» Dataset
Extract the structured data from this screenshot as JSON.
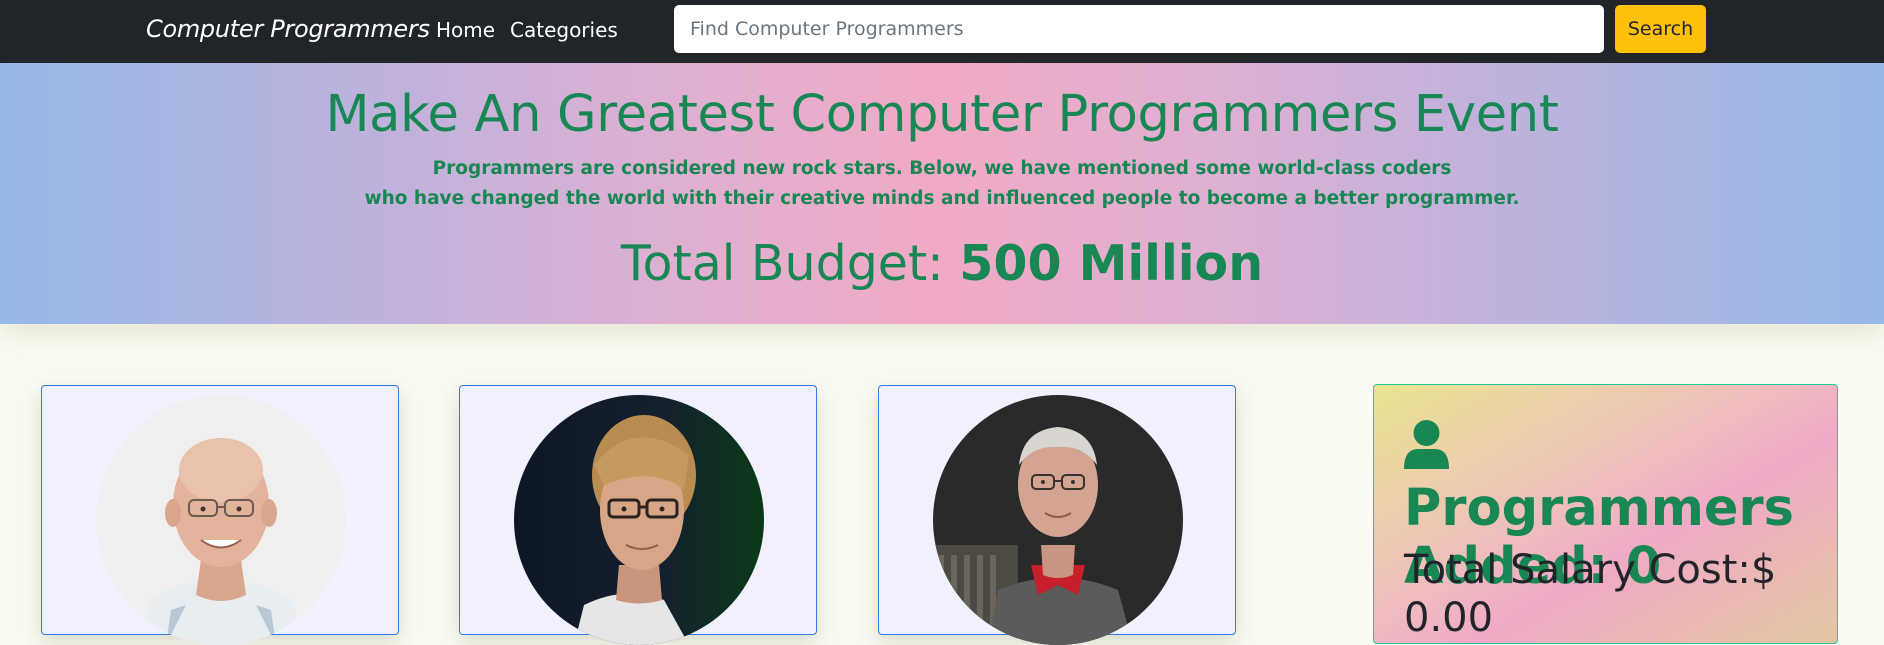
{
  "navbar": {
    "brand": "Computer Programmers",
    "links": [
      "Home",
      "Categories"
    ],
    "search": {
      "placeholder": "Find Computer Programmers",
      "value": "",
      "button_label": "Search"
    }
  },
  "hero": {
    "title": "Make An Greatest Computer Programmers Event",
    "description_line1": "Programmers are considered new rock stars. Below, we have mentioned some world-class coders",
    "description_line2": "who have changed the world with their creative minds and influenced people to become a better programmer.",
    "budget_label": "Total Budget: ",
    "budget_value": "500 Million"
  },
  "cards": [
    {
      "photo": "programmer-photo-1"
    },
    {
      "photo": "programmer-photo-2"
    },
    {
      "photo": "programmer-photo-3"
    }
  ],
  "summary": {
    "icon": "user-icon",
    "heading": "Programmers Added: 0",
    "salary_label": "Total Salary Cost:$",
    "salary_value": "0.00"
  },
  "colors": {
    "navbar_bg": "#212529",
    "accent_green": "#198754",
    "search_button": "#ffc107",
    "card_border": "#2b7de0",
    "card_bg": "#f1f0fe",
    "panel_border": "#20c997"
  }
}
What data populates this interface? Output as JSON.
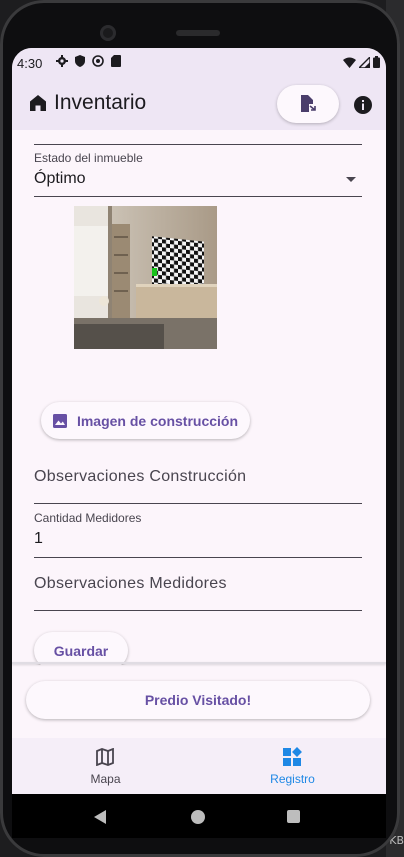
{
  "status_bar": {
    "time": "4:30",
    "icons": [
      "settings-icon",
      "shield-icon",
      "vpn-icon",
      "sd-card-icon"
    ],
    "right_icons": [
      "wifi-icon",
      "signal-icon",
      "battery-icon"
    ]
  },
  "app_bar": {
    "title": "Inventario",
    "icons": [
      "home-icon",
      "file-export-icon",
      "info-icon"
    ]
  },
  "form": {
    "estado_label": "Estado del inmueble",
    "estado_value": "Óptimo",
    "image_button_label": "Imagen de construcción",
    "observaciones_construccion_placeholder": "Observaciones Construcción",
    "cantidad_medidores_label": "Cantidad Medidores",
    "cantidad_medidores_value": "1",
    "observaciones_medidores_placeholder": "Observaciones Medidores",
    "save_button_label": "Guardar"
  },
  "predio_button_label": "Predio Visitado!",
  "bottom_nav": {
    "items": [
      {
        "label": "Mapa",
        "icon": "map-icon",
        "selected": false
      },
      {
        "label": "Registro",
        "icon": "dashboard-icon",
        "selected": true
      }
    ]
  },
  "colors": {
    "primary": "#6750a4",
    "nav_selected": "#1e88e5",
    "app_bar": "#eee6f4",
    "surface": "#fcf5fb"
  },
  "right_edge_text": "KB"
}
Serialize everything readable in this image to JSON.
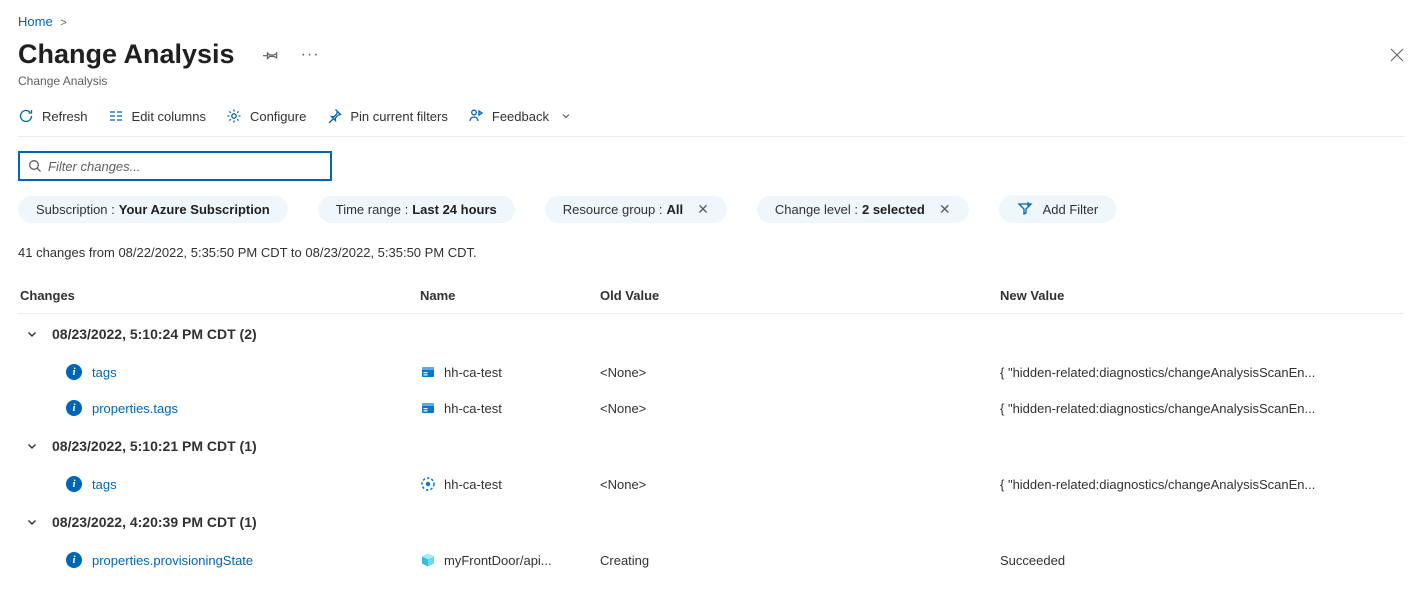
{
  "breadcrumb": {
    "home": "Home"
  },
  "page_title": "Change Analysis",
  "page_subtitle": "Change Analysis",
  "toolbar": {
    "refresh": "Refresh",
    "edit_columns": "Edit columns",
    "configure": "Configure",
    "pin_filters": "Pin current filters",
    "feedback": "Feedback"
  },
  "filter": {
    "placeholder": "Filter changes..."
  },
  "pills": {
    "subscription_label": "Subscription : ",
    "subscription_value": "Your Azure Subscription",
    "timerange_label": "Time range : ",
    "timerange_value": "Last 24 hours",
    "rgroup_label": "Resource group : ",
    "rgroup_value": "All",
    "changelevel_label": "Change level : ",
    "changelevel_value": "2 selected",
    "add_filter": "Add Filter"
  },
  "summary": "41 changes from 08/22/2022, 5:35:50 PM CDT to 08/23/2022, 5:35:50 PM CDT.",
  "columns": {
    "changes": "Changes",
    "name": "Name",
    "old": "Old Value",
    "new": "New Value"
  },
  "groups": [
    {
      "header": "08/23/2022, 5:10:24 PM CDT (2)",
      "rows": [
        {
          "change": "tags",
          "name": "hh-ca-test",
          "icon": "storage",
          "old": "<None>",
          "new": "{ \"hidden-related:diagnostics/changeAnalysisScanEn..."
        },
        {
          "change": "properties.tags",
          "name": "hh-ca-test",
          "icon": "storage",
          "old": "<None>",
          "new": "{ \"hidden-related:diagnostics/changeAnalysisScanEn..."
        }
      ]
    },
    {
      "header": "08/23/2022, 5:10:21 PM CDT (1)",
      "rows": [
        {
          "change": "tags",
          "name": "hh-ca-test",
          "icon": "globe",
          "old": "<None>",
          "new": "{ \"hidden-related:diagnostics/changeAnalysisScanEn..."
        }
      ]
    },
    {
      "header": "08/23/2022, 4:20:39 PM CDT (1)",
      "rows": [
        {
          "change": "properties.provisioningState",
          "name": "myFrontDoor/api...",
          "icon": "cube",
          "old": "Creating",
          "new": "Succeeded"
        }
      ]
    }
  ]
}
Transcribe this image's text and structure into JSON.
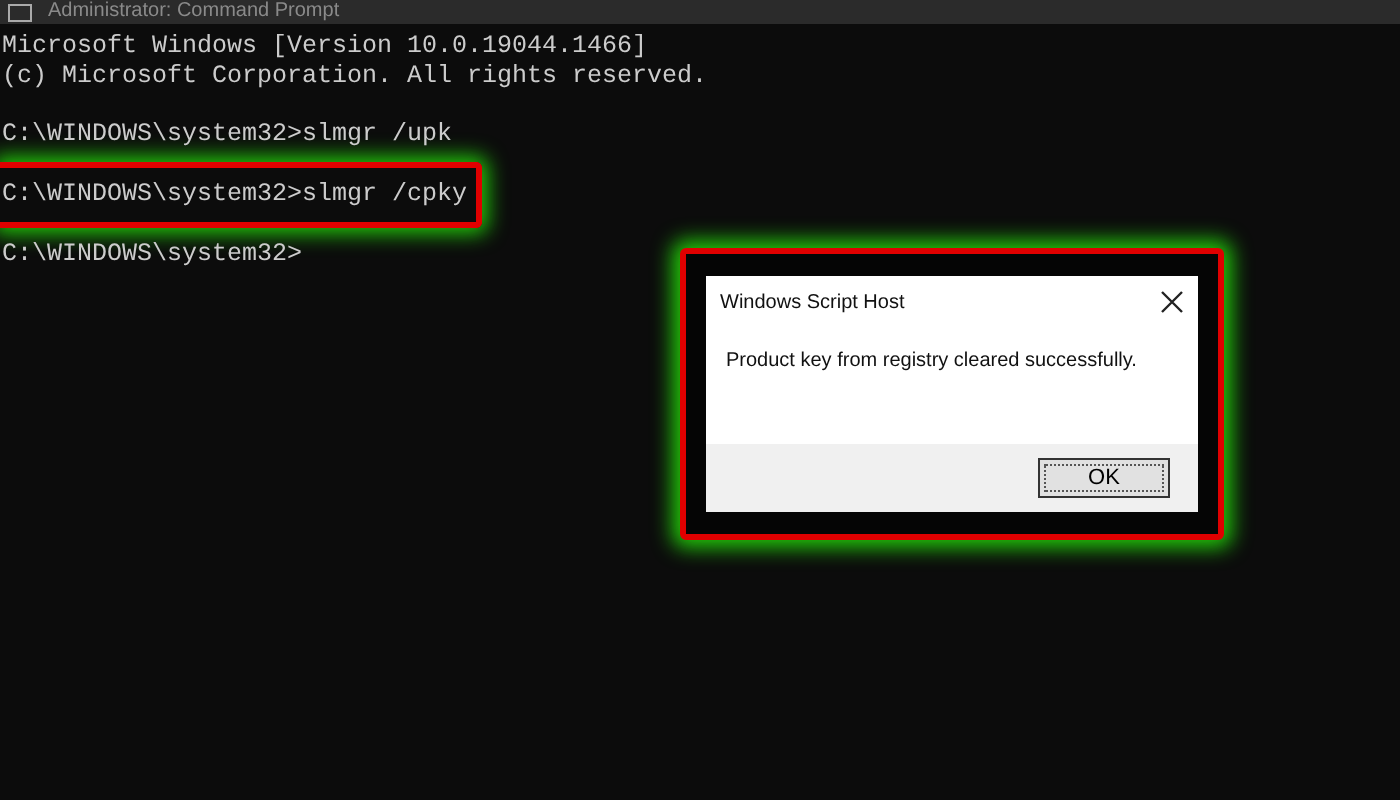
{
  "window": {
    "title": "Administrator: Command Prompt"
  },
  "console": {
    "lines": [
      {
        "text": "Microsoft Windows [Version 10.0.19044.1466]",
        "highlighted": false
      },
      {
        "text": "(c) Microsoft Corporation. All rights reserved.",
        "highlighted": false
      },
      {
        "kind": "blank"
      },
      {
        "text": "C:\\WINDOWS\\system32>slmgr /upk",
        "highlighted": false
      },
      {
        "text": "C:\\WINDOWS\\system32>slmgr /cpky",
        "highlighted": true
      },
      {
        "text": "C:\\WINDOWS\\system32>",
        "highlighted": false
      }
    ]
  },
  "dialog": {
    "title": "Windows Script Host",
    "message": "Product key from registry cleared successfully.",
    "button": "OK",
    "highlighted": true
  }
}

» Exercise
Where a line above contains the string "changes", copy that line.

» Solution for this task
    "placeholder": "Filter changes..."
  "summary": "41 changes from 08/22/2022, 5:35:50 PM CDT to 08/23/2022, 5:35:50 PM CDT.",
    "changes": "Changes",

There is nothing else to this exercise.